  • Unreliable Narrator: Takes this tack in regards to Beowulf's exploits for which there are no witnesses. Most notably, he didn't exactly "kill" Grendel's Mother. And he did more than "slay sea monsters" during that storm. Though not all of the film's divergences from the standard story can be explained this way.
  • The Vamp: Grendel's mother. While her attractiveness is a big factor on her ability to seduce men, she also uses promises of power and glory to entice them as opposed to only sexual pleasure.
  • Victoria's Secret Compartment: The beginning scene shows a girl sneaking a gold coin down her corset.
  • Viking Funeral: Beowulf gets one at the end.
  • Wham Line: While speaking privately with Beowulf after the latter returns from the cave, Hrothgar him if he really killed Grendel's mother. When Beowulf starts again about how he fought the hag, Hrothgar has this to say:
    Hrothgar: She is no hag, Beowulf, we both know that.
  • What the Hell Are You?: After Beowulf gets the better of him, Grendel calls out this (in Old English) and Beowulf responds with a Badass Boast.
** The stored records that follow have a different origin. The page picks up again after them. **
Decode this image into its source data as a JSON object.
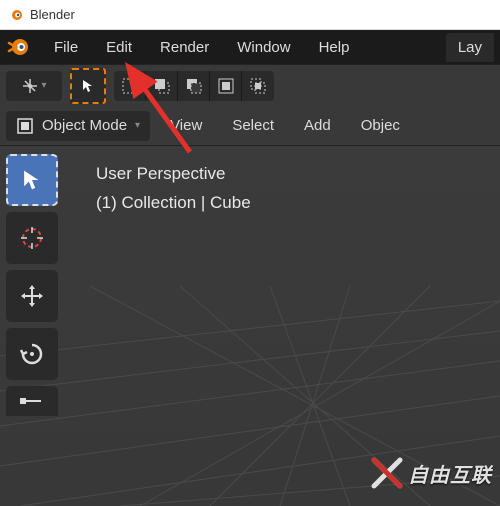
{
  "titlebar": {
    "app_name": "Blender"
  },
  "menubar": {
    "file": "File",
    "edit": "Edit",
    "render": "Render",
    "window": "Window",
    "help": "Help",
    "layout_tab": "Lay"
  },
  "toolbar2": {
    "mode_label": "Object Mode",
    "view": "View",
    "select": "Select",
    "add": "Add",
    "object": "Objec"
  },
  "viewport": {
    "perspective_label": "User Perspective",
    "context_label": "(1) Collection | Cube"
  },
  "icons": {
    "pivot": "pivot-icon",
    "cursor": "cursor-icon",
    "select_new": "select-new-icon",
    "select_extend": "select-extend-icon",
    "select_subtract": "select-subtract-icon",
    "select_invert": "select-invert-icon",
    "select_intersect": "select-intersect-icon",
    "mode": "object-mode-icon",
    "tool_select": "select-box-tool-icon",
    "tool_cursor": "cursor-tool-icon",
    "tool_move": "move-tool-icon",
    "tool_rotate": "rotate-tool-icon",
    "tool_scale": "scale-tool-icon"
  },
  "colors": {
    "accent_orange": "#e87d0d",
    "active_blue": "#4a74b8",
    "arrow_red": "#e3302a"
  },
  "watermark": {
    "text": "自由互联"
  }
}
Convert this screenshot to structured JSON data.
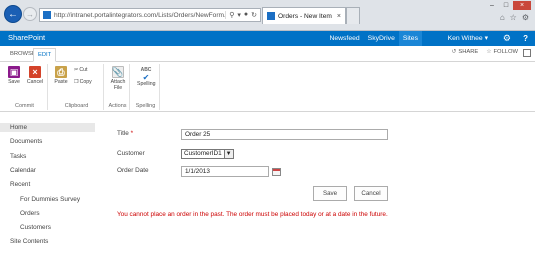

    Grendel: What are you?!!!
    Beowulf: I am ripper! Tearer! Slasher! Gouger! I am the teeth in the darkness, the talons in the night. Mine is STRENGTH... and LUST... and POWER! I! AM! BEOWULF! (severs Grendel's arm)
  • Woobie, Destroyer of Worlds: Grendel comes over as this. He just has hypersensitive hearing and the feasts at the great hall therefore cause him pain. When he starts his rampages, he comes over as a crying child throwing a (very bloody) tantrum.